The Mata Sutta shows that in this endless samsara, there has been nobody who has not been one of our loved ones. We have been in both the heavenly worlds and the lower planes of existence in the past. Compared to our existence in this present world, the life in the Heavens will feel like an eternity. But there is no guaranty, as that too can come crashing down if ever one of its inhabitants have a defiled mind.
In the Brahmajāla Sutta – DN.1: The All-embracing Net of Views Buddha tells us of different kinds of heaven, and the pitfalls that one could face:…
45…. "There are, bhikkhus, certain gods called 'corrupted by play.' These gods spend an excessive time indulging in the delights of laughter and play. As a consequence, they become forgetful and, when they become forgetful, they pass away from that plane.
47…. "There are, bhikkhus, certain gods called 'corrupted by mind.' These gods contemplate one another with excessive envy. As a consequence, their minds becomes corrupted by anger towards one another. When their minds are corrupted by anger, their bodies and minds become exhausted and consequently, they pass away from that plane.
- "There are, bhikkhus, certain gods called 'non-percipient beings.' When perception arises in them, those gods pass away from that plane.

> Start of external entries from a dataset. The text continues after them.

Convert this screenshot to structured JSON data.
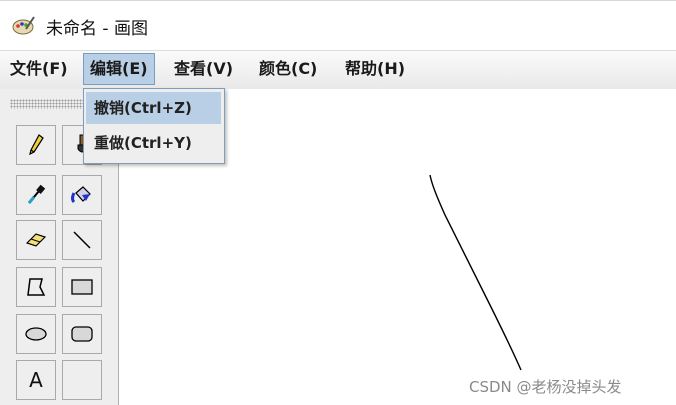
{
  "window": {
    "title": "未命名 - 画图",
    "icon": "paint-palette-icon"
  },
  "menubar": {
    "items": [
      {
        "label": "文件(F)"
      },
      {
        "label": "编辑(E)",
        "active": true
      },
      {
        "label": "查看(V)"
      },
      {
        "label": "颜色(C)"
      },
      {
        "label": "帮助(H)"
      }
    ]
  },
  "edit_menu": {
    "items": [
      {
        "label": "撤销(Ctrl+Z)",
        "highlighted": true
      },
      {
        "label": "重做(Ctrl+Y)"
      }
    ]
  },
  "toolbox": {
    "tools": [
      {
        "icon": "pencil-icon"
      },
      {
        "icon": "brush-icon"
      },
      {
        "icon": "color-picker-icon"
      },
      {
        "icon": "fill-bucket-icon"
      },
      {
        "icon": "eraser-icon"
      },
      {
        "icon": "line-icon"
      },
      {
        "icon": "polygon-icon"
      },
      {
        "icon": "rectangle-icon"
      },
      {
        "icon": "ellipse-icon"
      },
      {
        "icon": "rounded-rectangle-icon"
      },
      {
        "text": "A",
        "icon": "text-tool-icon"
      },
      {
        "icon": "empty-slot"
      }
    ]
  },
  "watermark": "CSDN @老杨没掉头发",
  "colors": {
    "menu_highlight": "#b8cfe5",
    "menu_border": "#7a9cc0",
    "toolbox_bg": "#eeeeee",
    "canvas_bg": "#ffffff"
  }
}
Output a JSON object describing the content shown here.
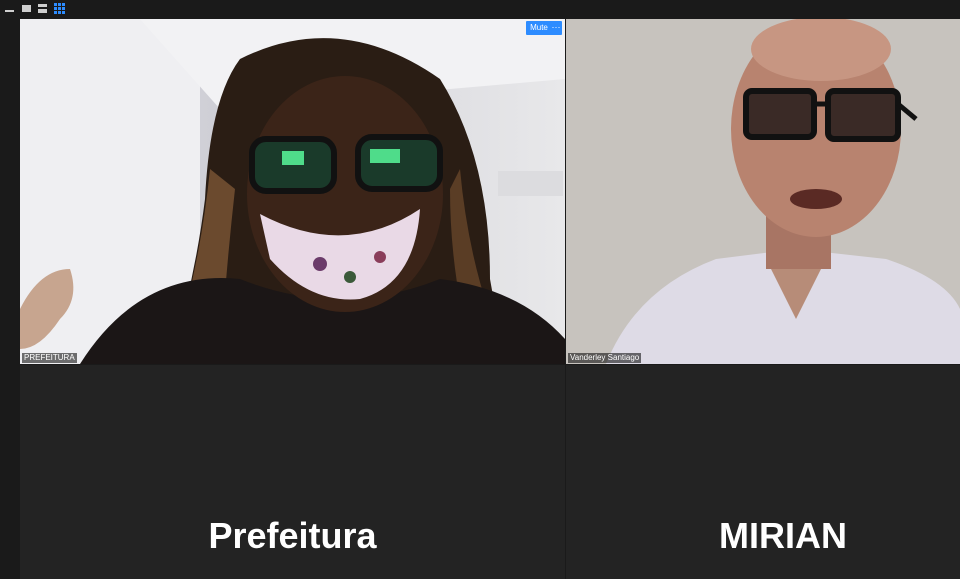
{
  "toolbar": {
    "icons": [
      "minimize-icon",
      "speaker-view-icon",
      "strip-view-icon",
      "gallery-view-icon"
    ]
  },
  "participants": [
    {
      "id": "p1",
      "label": "PREFEITURA",
      "video": true,
      "active_speaker": true,
      "hover_controls": {
        "mute_label": "Mute",
        "more_label": "···"
      }
    },
    {
      "id": "p2",
      "label": "Vanderley Santiago",
      "video": true,
      "active_speaker": false
    },
    {
      "id": "p3",
      "display_name": "Prefeitura",
      "video": false
    },
    {
      "id": "p4",
      "display_name": "MIRIAN",
      "video": false
    }
  ],
  "colors": {
    "background": "#1a1a1a",
    "tile_background": "#232323",
    "active_border": "#c8d96a",
    "accent": "#2d8cff"
  }
}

Now, bhikkhus, this comes to pass, that a certain being, after passing away from that plane, takes rebirth in this world.
In the Maha Kammavibhanga Sutta - MN-136: The Greater Analysis of Action Buddha shows how even a celestial being create kamma, and some of which may influence the last moment when kamma is made before death, which in turn is the basis for the next life.

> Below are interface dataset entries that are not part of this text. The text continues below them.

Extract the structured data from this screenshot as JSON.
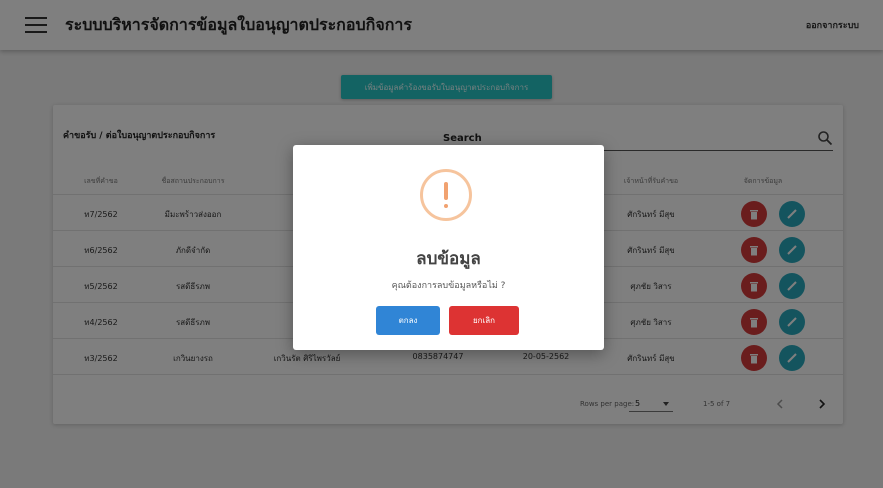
{
  "header": {
    "title": "ระบบบริหารจัดการข้อมูลใบอนุญาตประกอบกิจการ",
    "logout_label": "ออกจากระบบ",
    "menu_icon": "hamburger-menu-icon"
  },
  "toolbar": {
    "add_label": "เพิ่มข้อมูลคำร้องขอรับใบอนุญาตประกอบกิจการ"
  },
  "table": {
    "title": "คำขอรับ / ต่อใบอนุญาตประกอบกิจการ",
    "search_label": "Search",
    "search_value": "",
    "columns": [
      "เลขที่คำขอ",
      "ชื่อสถานประกอบการ",
      "",
      "",
      "",
      "เจ้าหน้าที่รับคำขอ",
      "จัดการข้อมูล"
    ],
    "rows": [
      {
        "req_no": "ท7/2562",
        "business": "มีมะพร้าวส่งออก",
        "owner": "ส",
        "phone": "",
        "date": "",
        "officer": "ศักรินทร์ มีสุข"
      },
      {
        "req_no": "ท6/2562",
        "business": "ภักดีจำกัด",
        "owner": "",
        "phone": "",
        "date": "",
        "officer": "ศักรินทร์ มีสุข"
      },
      {
        "req_no": "ท5/2562",
        "business": "รสดีธีรภพ",
        "owner": "",
        "phone": "",
        "date": "",
        "officer": "ศุภชัย วิสาร"
      },
      {
        "req_no": "ท4/2562",
        "business": "รสดีธีรภพ",
        "owner": "",
        "phone": "",
        "date": "",
        "officer": "ศุภชัย วิสาร"
      },
      {
        "req_no": "ท3/2562",
        "business": "เกวินยางรถ",
        "owner": "เกวินรัต ศิริไพรวัลย์",
        "phone": "0835874747",
        "date": "20-05-2562",
        "officer": "ศักรินทร์ มีสุข"
      }
    ],
    "actions": {
      "delete_icon": "trash-icon",
      "edit_icon": "pencil-icon"
    },
    "pagination": {
      "rows_per_page_label": "Rows per page:",
      "rows_per_page_value": "5",
      "range_text": "1-5 of 7"
    }
  },
  "dialog": {
    "icon": "warning-icon",
    "title": "ลบข้อมูล",
    "message": "คุณต้องการลบข้อมูลหรือไม่ ?",
    "confirm_label": "ตกลง",
    "cancel_label": "ยกเลิก"
  },
  "colors": {
    "accent": "#26c6c6",
    "delete": "#d43a3a",
    "edit": "#29a9bd",
    "confirm": "#3085d6",
    "cancel": "#dd3333",
    "warning": "#f1a270"
  }
}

Buddha’s advice to you and I, is equally true to those in heaven. For example in Maha-parinibbana Sutta: Last Days of the Buddha –DN.16 Buddha states that… of that which is born, come into being, is compounded and subject to decay. In Buddhism, ‘jara-marana’ is associated with the inevitable decay. "Decay is inherent in all component things.

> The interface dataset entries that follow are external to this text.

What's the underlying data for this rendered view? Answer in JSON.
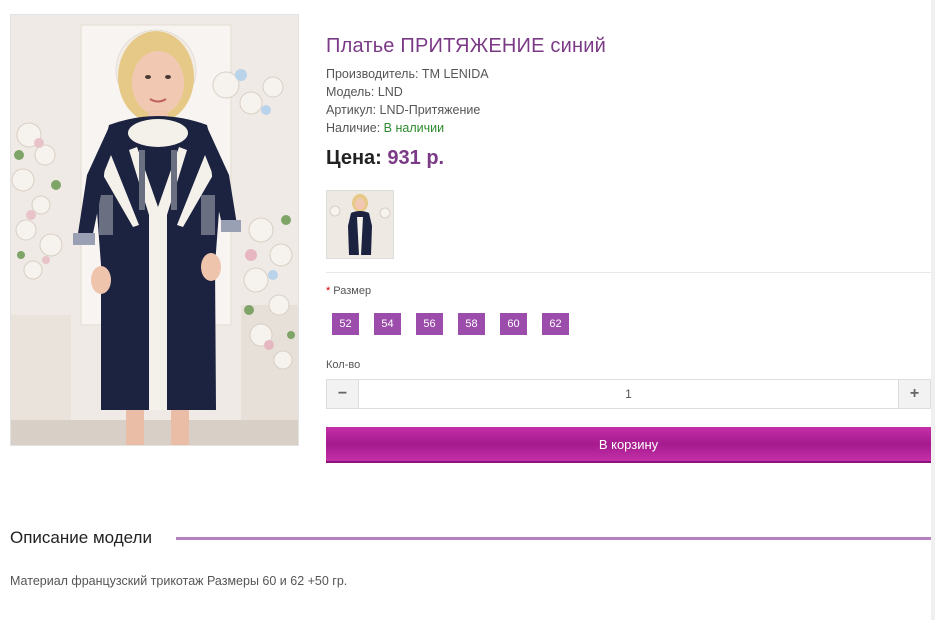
{
  "product": {
    "title": "Платье ПРИТЯЖЕНИЕ синий",
    "manufacturer": "Производитель: ТМ LENIDA",
    "model": "Модель: LND",
    "article": "Артикул: LND-Притяжение",
    "availability_label": "Наличие: ",
    "availability_value": "В наличии",
    "price_label": "Цена: ",
    "price_value": "931 р."
  },
  "options": {
    "size_required_mark": "*",
    "size_label": "Размер",
    "sizes": [
      "52",
      "54",
      "56",
      "58",
      "60",
      "62"
    ],
    "qty_label": "Кол-во",
    "qty_value": "1",
    "minus_symbol": "−",
    "plus_symbol": "+",
    "cart_label": "В корзину"
  },
  "description": {
    "heading": "Описание модели",
    "text": "Материал французский трикотаж Размеры 60 и 62 +50 гр."
  },
  "colors": {
    "accent": "#7b3a86",
    "size_button": "#9c4dab",
    "cart_button": "#b5239c",
    "available": "#2f8a2f"
  }
}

Thus, it begs the question as to what’s the answer is. For this we must understand the true nature of “mind-made pleasures”, and their Ädeenava (serious consequences). A Buddha comes to the world to reveal the true nature of the world, to show the Ädeenava aspect, or in other words: anicca, dukkha, anatta. This insight helps one to see the Nissarana of all things, meaning willingly giving up (or relinquish) assada by comprehending their serious outcomes (adeenava). This leads to achieving a peace of mind, cooling down, and ultimately to Nibbana.
As I understand now, the OP specifically asks for:
Are there any suttas where it is taught to householder laypeople that after their time in heaven expires they will be reborn in hell?
There is one Sutta that was told to the lay people of this earth specifically. If one is to follow the conditions of the Conditions of Worldly Progress that will ensure happiness in this very life, and a rebirth in the heavens, but would NOT help one to escape from Hell. If the Conditions of Spiritual Progress is met, then it is a sure ticket for escape from ALL suffering, which is what we, lay Sangha – the Upasaka & Upasika – wish for all householder laypeople when we do the Ariya Metta Bhavana.
This one sutta is Dighajanu (Vyagghapajja) Sutta: Conditions of Welfare – AN-8.54. In the Ariya metta bhavana, we, the Lay Sangha, wish anyone and everyone to be free from ALL suffering and it is formulated as such:
“May myself and all living beings attain the Sotapanna stage and be free from suffering in the lower realms forever”
“May myself and all living beings attain the Sakadagami stage and be healthy forever”.
“May myself and all living beings attain the Anagami stage and be content (attain peaceful happiness) forever”.
“May myself and all living beings attain the Arahant stage and be free from all suffering and attain the full Nibbanic bliss”.
All four Brahma vihara (metta, karuna, mudita, upekkha) are cultivated with this bhavana.